I used to enjoy busting out that humblebrag on Google Photos (and before that, at Adobe) where I got to work with John Schlag. Troubles in the VFX industry yielded a windfall of imaging talent for Google (which occupies the former LA office of Rhythm & Hues, FWIW), and we had a real murderer’s row of talent from DreamWorks, PDI, Sony, and other shops. (There’s so much potential yet to realize… but I digress.)
Are Irish eyes smiling? I should ask my teammate Avneesh to scan me & find out:
Google Research presents a machine learning based approach to infer select facial action units and expressions entirely by analyzing a small part of the face while the user is engaged in a virtual reality experience. Specifically, images of the user’s eyes captured from an infrared (IR) gaze-tracking camera within a VR headset are sufficient to infer at least a subset of facial expressions without the use of any external cameras or additional sensors.

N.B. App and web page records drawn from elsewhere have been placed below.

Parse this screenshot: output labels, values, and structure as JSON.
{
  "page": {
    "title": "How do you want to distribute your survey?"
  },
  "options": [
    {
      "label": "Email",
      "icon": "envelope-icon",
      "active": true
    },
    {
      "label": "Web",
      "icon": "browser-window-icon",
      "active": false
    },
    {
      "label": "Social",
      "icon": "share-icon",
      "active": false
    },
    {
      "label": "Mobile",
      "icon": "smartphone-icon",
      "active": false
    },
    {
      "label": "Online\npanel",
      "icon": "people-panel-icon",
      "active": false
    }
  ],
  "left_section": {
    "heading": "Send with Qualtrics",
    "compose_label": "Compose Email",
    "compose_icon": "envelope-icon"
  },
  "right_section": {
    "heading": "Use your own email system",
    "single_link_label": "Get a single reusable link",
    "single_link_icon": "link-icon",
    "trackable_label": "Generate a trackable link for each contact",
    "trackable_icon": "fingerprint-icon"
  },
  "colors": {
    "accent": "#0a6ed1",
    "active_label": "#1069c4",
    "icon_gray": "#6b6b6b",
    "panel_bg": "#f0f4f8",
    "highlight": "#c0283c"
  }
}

Photographer Jesse Watson captured 2452 images with his wide-angle Nikon D810 setup, culling & cropping the results into a 6K time-lapse using After Effects and Premiere Pro. Check out the beautiful results (and other geeky details here):
You know how Google Assistant can say “Hey, [stateyourname], you should probably leave for the airport by 5 to make it in time for your 7 o’clock flight?” I want it to also say, “You know, it’s Mother’s Day on Sunday. Would you like this photo book to show up on your mom’s doorstep then together with some nice flowers?” Take my money, robot; make me into a better son!
Clearly such work involves a lot of moving parts & hard-to-define qualities (e.g. whether the memories evoked by an image are happy or sad may change greatly depending on things entirely outside the pixels). On the visual quality front, however, my teammates are making interesting progress. As Engadget writes,
If Google has its way, AI may serve as an art critic. It just detailed work on a Neural Image Assessment (NIMA) system that uses a deep convolutional neural network to rate photos based on what it believes you’d like, both technically and aesthetically. It trains on a set of images based on a histogram of ratings (such as from photo contests) that give a sense of the overall quality of a picture in different areas, not just a mean score or a simple high/low rating.
Dwayne Collins’ daughter was diagnosed with a rare eye condition, and none of the doctors they saw could help in any meaningful way. He turned to training videos on YouTube to learn techniques for building prosthetic eyes. It worked—and now he owns his own prosthetics clinic.